■ What needs to be done ■
Copy each line containing the word "part" from the records that follow, please.

(Component data from apps and pages)
+---+

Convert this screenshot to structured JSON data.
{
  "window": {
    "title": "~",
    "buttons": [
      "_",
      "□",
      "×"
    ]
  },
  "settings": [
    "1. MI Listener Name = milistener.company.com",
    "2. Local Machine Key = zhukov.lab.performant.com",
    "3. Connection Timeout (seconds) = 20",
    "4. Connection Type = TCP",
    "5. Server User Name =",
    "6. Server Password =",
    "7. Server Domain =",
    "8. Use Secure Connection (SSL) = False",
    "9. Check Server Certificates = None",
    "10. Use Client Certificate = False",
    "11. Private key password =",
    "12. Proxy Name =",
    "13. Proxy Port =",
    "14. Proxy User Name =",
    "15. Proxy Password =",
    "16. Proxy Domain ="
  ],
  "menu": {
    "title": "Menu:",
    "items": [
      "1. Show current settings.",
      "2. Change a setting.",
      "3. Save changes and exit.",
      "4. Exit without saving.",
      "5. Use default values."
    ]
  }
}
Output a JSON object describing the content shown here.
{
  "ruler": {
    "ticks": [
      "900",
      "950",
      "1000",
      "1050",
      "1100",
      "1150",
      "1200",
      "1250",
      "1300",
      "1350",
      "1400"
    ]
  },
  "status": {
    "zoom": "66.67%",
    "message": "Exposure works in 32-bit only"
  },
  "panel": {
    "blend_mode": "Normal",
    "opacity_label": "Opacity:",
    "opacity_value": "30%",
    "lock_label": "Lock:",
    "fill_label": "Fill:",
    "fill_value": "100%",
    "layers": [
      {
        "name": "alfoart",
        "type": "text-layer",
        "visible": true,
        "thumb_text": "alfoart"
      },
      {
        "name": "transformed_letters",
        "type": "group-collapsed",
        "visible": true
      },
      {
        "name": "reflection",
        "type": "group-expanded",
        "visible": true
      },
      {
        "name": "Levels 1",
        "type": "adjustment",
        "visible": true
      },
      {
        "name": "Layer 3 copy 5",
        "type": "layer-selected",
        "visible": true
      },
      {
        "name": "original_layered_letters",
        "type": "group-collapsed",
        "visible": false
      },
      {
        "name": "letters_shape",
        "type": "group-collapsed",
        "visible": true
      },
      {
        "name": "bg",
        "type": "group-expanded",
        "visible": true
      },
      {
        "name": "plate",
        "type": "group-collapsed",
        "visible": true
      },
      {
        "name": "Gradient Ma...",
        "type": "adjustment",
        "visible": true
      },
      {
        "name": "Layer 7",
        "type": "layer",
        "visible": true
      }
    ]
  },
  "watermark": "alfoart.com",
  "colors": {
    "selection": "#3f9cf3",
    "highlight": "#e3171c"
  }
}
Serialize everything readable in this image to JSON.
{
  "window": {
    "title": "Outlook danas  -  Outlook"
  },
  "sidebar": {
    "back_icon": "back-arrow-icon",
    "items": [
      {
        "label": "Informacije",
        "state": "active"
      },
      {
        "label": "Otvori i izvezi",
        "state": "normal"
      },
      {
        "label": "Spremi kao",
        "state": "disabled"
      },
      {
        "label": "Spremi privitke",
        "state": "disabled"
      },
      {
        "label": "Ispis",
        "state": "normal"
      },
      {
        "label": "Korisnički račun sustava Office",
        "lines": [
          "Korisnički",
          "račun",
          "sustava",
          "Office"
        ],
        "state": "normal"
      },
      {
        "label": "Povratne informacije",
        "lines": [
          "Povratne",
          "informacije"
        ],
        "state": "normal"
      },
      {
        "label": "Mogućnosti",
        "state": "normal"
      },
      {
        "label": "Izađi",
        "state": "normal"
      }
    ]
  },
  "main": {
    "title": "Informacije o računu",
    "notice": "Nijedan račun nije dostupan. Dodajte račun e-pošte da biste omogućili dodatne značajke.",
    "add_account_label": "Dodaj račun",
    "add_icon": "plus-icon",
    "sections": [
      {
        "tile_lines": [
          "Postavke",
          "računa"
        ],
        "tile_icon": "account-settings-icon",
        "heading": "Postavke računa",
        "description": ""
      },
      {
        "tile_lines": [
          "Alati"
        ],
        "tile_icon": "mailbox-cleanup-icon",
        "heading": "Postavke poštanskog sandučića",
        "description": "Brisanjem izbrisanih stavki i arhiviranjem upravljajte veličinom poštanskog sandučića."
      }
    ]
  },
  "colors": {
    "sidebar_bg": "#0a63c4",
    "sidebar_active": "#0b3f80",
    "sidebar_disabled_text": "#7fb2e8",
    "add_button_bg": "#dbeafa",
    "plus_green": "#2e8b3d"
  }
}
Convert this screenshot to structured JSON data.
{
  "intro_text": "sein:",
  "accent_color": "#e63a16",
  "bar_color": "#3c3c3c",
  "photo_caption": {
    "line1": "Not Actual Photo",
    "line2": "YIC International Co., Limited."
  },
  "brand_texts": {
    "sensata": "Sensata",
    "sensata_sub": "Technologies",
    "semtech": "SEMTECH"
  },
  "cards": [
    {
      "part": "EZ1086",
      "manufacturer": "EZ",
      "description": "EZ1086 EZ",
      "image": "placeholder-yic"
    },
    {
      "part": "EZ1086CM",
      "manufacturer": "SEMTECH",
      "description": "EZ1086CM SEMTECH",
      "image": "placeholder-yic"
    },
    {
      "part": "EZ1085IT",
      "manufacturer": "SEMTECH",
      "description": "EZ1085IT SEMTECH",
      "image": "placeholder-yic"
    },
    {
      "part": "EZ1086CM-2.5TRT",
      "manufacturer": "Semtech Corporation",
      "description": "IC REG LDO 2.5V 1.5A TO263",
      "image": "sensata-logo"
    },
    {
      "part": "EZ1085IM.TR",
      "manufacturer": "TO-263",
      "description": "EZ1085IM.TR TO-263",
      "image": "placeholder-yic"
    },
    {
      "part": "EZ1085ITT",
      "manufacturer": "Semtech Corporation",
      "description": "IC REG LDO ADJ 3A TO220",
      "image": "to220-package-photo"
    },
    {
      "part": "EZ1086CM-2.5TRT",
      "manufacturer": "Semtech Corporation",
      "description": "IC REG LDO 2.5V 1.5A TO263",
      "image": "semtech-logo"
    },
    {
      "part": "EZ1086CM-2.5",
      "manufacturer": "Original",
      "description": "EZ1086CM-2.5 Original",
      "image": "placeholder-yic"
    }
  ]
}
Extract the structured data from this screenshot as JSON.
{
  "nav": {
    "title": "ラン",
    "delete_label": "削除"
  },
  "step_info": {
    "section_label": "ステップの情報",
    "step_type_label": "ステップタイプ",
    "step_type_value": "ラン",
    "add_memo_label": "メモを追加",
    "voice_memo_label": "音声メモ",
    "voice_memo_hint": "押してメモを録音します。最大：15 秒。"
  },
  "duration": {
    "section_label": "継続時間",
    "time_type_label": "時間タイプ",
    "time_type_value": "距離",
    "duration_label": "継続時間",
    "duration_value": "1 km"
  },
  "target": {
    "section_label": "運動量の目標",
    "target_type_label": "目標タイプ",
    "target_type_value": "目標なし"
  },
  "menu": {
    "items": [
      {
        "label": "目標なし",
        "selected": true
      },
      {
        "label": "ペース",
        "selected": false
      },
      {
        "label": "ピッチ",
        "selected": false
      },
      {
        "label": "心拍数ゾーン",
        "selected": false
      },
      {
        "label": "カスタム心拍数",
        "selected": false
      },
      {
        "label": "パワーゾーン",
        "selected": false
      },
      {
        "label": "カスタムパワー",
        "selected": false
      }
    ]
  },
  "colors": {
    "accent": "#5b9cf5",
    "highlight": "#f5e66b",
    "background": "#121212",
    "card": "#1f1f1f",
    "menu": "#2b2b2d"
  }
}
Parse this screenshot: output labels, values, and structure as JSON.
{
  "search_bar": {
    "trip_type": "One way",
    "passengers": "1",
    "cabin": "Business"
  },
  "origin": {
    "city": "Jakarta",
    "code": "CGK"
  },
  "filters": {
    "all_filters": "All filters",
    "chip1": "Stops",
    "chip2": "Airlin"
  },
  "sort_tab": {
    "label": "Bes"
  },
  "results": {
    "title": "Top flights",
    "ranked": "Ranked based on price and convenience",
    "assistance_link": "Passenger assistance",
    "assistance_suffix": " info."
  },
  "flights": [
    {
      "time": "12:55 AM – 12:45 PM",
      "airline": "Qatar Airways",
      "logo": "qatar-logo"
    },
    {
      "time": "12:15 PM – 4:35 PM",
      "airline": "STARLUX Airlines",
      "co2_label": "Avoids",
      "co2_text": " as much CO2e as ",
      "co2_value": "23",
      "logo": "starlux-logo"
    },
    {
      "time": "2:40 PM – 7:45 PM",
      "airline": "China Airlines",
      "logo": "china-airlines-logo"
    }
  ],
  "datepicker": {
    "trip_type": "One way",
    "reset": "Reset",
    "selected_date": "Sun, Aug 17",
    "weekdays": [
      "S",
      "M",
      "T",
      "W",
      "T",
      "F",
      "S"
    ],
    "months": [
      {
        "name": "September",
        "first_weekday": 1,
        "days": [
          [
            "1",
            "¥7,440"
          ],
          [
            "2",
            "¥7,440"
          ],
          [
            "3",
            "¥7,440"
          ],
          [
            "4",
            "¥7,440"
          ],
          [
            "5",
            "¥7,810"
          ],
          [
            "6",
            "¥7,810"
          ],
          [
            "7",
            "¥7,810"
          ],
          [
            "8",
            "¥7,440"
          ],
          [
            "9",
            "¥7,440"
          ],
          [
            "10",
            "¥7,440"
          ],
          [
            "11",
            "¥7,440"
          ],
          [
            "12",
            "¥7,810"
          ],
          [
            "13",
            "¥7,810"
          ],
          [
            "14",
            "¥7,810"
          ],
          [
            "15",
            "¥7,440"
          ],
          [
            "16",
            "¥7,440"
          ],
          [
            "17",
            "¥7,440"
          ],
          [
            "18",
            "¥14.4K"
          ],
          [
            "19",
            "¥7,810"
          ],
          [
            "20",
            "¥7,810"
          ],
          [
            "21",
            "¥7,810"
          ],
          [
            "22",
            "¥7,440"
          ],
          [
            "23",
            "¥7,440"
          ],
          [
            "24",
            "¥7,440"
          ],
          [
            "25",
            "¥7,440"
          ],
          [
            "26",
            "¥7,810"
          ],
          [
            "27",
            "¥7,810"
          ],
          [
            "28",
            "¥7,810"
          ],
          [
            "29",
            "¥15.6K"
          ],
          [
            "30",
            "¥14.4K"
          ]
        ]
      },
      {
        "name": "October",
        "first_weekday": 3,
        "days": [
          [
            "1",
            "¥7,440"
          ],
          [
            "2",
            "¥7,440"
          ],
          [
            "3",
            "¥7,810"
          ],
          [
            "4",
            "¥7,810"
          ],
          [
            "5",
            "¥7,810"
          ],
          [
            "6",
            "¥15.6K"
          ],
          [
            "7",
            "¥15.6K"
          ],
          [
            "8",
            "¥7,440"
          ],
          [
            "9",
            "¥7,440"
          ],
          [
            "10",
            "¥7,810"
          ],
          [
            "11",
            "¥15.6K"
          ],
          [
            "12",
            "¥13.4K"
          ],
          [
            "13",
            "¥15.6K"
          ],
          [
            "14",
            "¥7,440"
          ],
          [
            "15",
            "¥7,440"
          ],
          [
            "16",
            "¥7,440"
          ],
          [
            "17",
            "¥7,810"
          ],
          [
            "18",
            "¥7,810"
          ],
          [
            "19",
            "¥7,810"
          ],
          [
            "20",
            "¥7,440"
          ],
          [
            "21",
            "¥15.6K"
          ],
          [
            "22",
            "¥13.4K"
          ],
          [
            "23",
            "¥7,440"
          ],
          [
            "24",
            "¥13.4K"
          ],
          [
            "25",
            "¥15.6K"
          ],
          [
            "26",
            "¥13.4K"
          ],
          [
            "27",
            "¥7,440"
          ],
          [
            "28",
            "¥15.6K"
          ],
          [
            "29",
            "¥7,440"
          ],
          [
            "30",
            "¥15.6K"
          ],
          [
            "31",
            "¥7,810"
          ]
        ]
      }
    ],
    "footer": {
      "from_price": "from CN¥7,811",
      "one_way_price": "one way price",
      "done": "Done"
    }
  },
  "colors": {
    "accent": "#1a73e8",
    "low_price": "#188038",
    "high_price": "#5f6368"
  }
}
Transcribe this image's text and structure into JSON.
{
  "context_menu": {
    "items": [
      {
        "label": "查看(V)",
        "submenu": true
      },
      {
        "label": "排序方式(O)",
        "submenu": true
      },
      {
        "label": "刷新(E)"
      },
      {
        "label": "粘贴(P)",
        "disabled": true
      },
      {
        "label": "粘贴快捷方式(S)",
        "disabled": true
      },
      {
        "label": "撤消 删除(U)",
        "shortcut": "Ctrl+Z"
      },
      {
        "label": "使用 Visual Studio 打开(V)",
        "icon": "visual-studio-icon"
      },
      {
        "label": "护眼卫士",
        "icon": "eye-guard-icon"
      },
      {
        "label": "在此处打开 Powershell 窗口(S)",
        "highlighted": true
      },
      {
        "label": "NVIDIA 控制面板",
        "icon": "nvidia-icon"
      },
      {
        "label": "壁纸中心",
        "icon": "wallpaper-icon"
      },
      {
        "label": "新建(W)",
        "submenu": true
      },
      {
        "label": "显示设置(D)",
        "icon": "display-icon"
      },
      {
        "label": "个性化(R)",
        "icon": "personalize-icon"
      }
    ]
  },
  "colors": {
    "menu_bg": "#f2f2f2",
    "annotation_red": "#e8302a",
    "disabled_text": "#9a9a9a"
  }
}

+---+

■ Response to this task ■
      "part": "EZ1086",
      "part": "EZ1086CM",
      "part": "EZ1085IT",
      "part": "EZ1086CM-2.5TRT",
      "part": "EZ1085IM.TR",
      "part": "EZ1085ITT",
      "part": "EZ1086CM-2.5TRT",
      "part": "EZ1086CM-2.5",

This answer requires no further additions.